## Problem to work on
Please copy every line below that contains the string "Price".

Dataset records: Begin

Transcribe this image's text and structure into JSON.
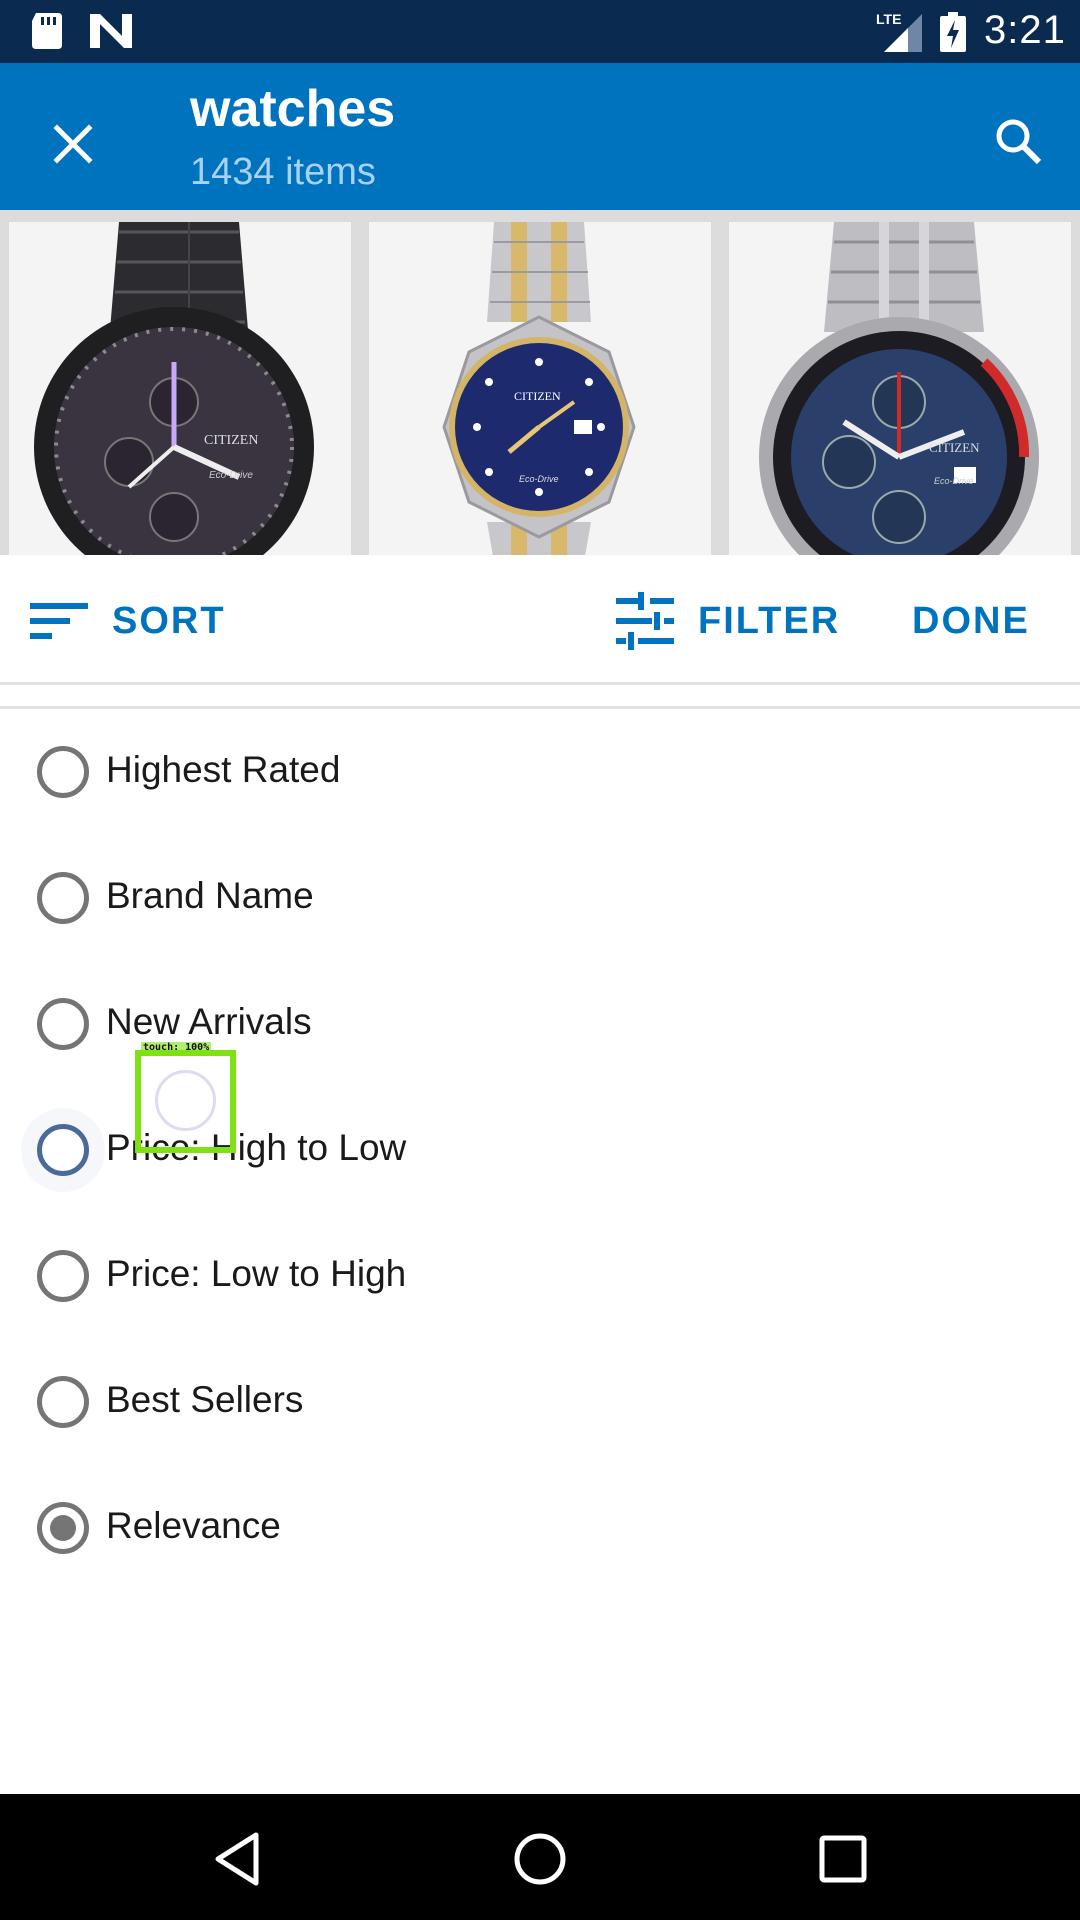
{
  "status_bar": {
    "time": "3:21",
    "icons": [
      "sd-card-icon",
      "n-icon",
      "lte-signal-icon",
      "battery-charging-icon"
    ]
  },
  "app_bar": {
    "title": "watches",
    "subtitle": "1434 items",
    "close_icon": "close-icon",
    "search_icon": "search-icon",
    "color": "#0073bf"
  },
  "products": [
    {
      "brand_text": "CITIZEN",
      "sub_text": "Eco-Drive",
      "dial_color": "#3a3440"
    },
    {
      "brand_text": "CITIZEN",
      "sub_text": "Eco-Drive",
      "dial_color": "#1d2a6e"
    },
    {
      "brand_text": "CITIZEN",
      "sub_text": "Eco-Drive",
      "dial_color": "#2b3f6b"
    }
  ],
  "sort_bar": {
    "sort_label": "SORT",
    "filter_label": "FILTER",
    "done_label": "DONE"
  },
  "sort_options": [
    {
      "label": "Highest Rated",
      "checked": false
    },
    {
      "label": "Brand Name",
      "checked": false
    },
    {
      "label": "New Arrivals",
      "checked": false
    },
    {
      "label": "Price: High to Low",
      "checked": false
    },
    {
      "label": "Price: Low to High",
      "checked": false
    },
    {
      "label": "Best Sellers",
      "checked": false
    },
    {
      "label": "Relevance",
      "checked": true
    }
  ],
  "touch_overlay": {
    "label": "touch: 100%"
  },
  "nav_bar": {
    "icons": [
      "back-icon",
      "home-icon",
      "recents-icon"
    ]
  }
}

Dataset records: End

## Exercise response
      "label": "Price: High to Low",
      "label": "Price: Low to High",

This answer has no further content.